■ What the exercise asks ■
In the data that follows, every line containing the word "DCIM" should be returned.

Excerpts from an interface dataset
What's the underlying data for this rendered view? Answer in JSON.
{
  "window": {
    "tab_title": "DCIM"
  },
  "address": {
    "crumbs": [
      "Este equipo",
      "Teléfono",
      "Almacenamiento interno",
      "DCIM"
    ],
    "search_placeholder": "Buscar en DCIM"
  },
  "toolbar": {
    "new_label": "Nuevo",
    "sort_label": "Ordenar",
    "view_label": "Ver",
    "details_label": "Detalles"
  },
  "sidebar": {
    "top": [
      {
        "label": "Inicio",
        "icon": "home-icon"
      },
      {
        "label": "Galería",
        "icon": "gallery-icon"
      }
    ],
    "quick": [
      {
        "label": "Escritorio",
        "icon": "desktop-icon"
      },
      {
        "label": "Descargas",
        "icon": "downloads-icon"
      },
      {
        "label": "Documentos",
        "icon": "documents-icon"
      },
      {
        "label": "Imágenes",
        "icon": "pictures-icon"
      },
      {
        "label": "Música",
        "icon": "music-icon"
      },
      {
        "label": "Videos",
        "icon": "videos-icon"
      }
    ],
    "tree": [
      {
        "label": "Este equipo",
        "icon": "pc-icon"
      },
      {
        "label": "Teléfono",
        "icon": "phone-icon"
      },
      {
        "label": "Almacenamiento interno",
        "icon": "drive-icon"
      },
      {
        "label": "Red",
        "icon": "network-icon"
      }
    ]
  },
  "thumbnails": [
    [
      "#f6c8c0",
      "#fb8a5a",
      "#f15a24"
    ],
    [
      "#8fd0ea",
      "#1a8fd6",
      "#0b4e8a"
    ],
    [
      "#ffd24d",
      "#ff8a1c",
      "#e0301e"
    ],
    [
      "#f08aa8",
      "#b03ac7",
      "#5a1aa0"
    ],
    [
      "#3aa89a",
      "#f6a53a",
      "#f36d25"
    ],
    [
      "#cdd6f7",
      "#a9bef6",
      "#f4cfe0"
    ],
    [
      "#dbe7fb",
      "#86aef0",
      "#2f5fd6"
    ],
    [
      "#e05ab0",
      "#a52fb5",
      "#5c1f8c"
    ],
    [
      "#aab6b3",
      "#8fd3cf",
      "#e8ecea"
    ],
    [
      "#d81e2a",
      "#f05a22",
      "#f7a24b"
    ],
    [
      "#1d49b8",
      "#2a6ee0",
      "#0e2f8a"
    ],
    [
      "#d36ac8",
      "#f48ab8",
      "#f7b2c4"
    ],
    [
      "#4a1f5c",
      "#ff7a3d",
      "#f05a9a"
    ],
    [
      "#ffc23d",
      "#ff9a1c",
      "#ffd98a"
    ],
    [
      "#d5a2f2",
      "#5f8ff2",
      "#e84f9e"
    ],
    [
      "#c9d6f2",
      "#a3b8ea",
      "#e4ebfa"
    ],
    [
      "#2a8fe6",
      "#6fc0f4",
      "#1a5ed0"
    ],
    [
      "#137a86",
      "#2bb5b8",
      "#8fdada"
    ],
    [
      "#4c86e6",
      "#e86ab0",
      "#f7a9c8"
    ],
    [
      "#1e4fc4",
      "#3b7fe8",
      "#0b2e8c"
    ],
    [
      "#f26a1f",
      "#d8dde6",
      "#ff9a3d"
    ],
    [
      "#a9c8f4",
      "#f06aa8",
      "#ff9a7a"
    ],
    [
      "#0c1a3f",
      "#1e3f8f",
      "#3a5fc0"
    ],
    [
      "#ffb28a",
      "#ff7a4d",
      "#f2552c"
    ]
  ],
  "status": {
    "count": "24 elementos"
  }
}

■ Answer box ■
    "tab_title": "DCIM"
      "DCIM"
    "search_placeholder": "Buscar en DCIM"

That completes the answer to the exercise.